TEA Banner
TEA Navbar

9 December, 2002

Processing Samples

Today we will begin to process some samples. We want to see if there are any yeast organisms in the soil samples we have collected. How would you go about determining if there are any yeast organisms growing in the soils? Share your ideas with your friends. Then check your ideas with what we are doing in the Carry Lab.

Here's what we did:

Weigh our 100 grams to bake in an oven to determine moisture content. Weigh out 20 grams and mix with sterile water in a 50 ml Falcon tube. Keep on ice. Prepare the filter system with a black filter (because the yeast will look whitish) and a pre-filter to catch soil parcticles. Just before filtering shake several times. (Why do we do this?) Using a pipette, suck up 20 mils of the water from the falcon tube and put into the filter system. Turn on the vacuum pump and filter fluids. Then remove pre-filter and put the actual filter on the growth plate with yeast food in it. Put in incubator and leave for a week at 15 degrees Celsius. Here are some pictures of the process.

Dr.Laurie Connell is weighing each sample carefully

Samples kept on ice until they are filtered. Rusty takes 20 grams of soil, adds sterile water to about 45 mils and places the sample on ice until we can filter them. Each sample is carefully labeled. All samples are processed quickly.

A peek into the 15 degree Celsius incubator. Notice all of our samples from the first transect. We will use some sample from each bag, the rest will be kept for future use.

Preparing the filter system. Dr. Redman is finally ready to start processing the samples. She places a filter on top of the system, then places a pre-filter over the filter. This is to catch the larger parcticles that slip through.

We can each process three samples at a time. We put 20 mls of sample into a filer, do the same for two more filters, then turn on the vacuum pump which sucks all of the water through the system. Then we open the system, and remove the pre-filter.

Carefully removing the filter, we place it into a growth media dish.

Placing the filter on the labeled growth media plate Why do you think we selected black grid filters for this experiment? what do you think we will find?
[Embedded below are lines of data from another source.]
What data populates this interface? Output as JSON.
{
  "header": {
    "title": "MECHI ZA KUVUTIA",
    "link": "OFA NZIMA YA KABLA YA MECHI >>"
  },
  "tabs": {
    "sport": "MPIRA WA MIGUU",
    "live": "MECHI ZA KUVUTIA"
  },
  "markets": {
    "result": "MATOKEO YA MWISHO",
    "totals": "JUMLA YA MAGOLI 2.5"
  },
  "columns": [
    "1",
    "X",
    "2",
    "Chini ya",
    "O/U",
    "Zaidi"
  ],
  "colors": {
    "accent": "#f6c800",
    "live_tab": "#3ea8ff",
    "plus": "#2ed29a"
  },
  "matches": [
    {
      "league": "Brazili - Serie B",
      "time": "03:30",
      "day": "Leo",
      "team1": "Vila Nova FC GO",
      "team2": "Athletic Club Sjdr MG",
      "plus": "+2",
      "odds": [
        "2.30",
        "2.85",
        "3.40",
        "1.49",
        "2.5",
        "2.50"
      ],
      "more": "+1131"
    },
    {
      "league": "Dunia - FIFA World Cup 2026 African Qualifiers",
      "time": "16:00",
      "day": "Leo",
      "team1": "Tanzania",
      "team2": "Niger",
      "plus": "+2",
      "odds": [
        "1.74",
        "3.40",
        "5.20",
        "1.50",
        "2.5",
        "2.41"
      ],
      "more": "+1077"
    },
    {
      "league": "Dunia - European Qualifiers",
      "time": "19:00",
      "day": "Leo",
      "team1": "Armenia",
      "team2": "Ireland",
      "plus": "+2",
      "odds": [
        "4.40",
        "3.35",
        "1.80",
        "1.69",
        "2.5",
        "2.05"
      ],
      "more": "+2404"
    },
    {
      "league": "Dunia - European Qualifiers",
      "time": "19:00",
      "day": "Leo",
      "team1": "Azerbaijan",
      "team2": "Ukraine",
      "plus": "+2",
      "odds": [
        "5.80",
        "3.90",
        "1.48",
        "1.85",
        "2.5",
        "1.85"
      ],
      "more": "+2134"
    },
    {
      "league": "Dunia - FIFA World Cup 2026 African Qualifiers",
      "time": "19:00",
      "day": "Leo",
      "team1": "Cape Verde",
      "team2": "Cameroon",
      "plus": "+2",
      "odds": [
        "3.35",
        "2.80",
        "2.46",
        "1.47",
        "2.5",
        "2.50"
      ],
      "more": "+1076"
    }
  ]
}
Why will we set the incubator at 15degrees Celsius? Should we label the plate first, or place the sample in the plate first? share your ideas with your friends.

Baking the samples in an oven is one way to determine the amount of moisture in the soil sample. Here Dr.Connell is working with one set of samples. Each dish is weighted and labeled. How can you determine the amount of moisture in any soil sample? How much water do you think we will find in this polar desert soil sample?

Contact the TEA in the field at .
If you cannot connect through your browser, copy the TEA's e-mail address in the "To:" line of your favorite e-mail package.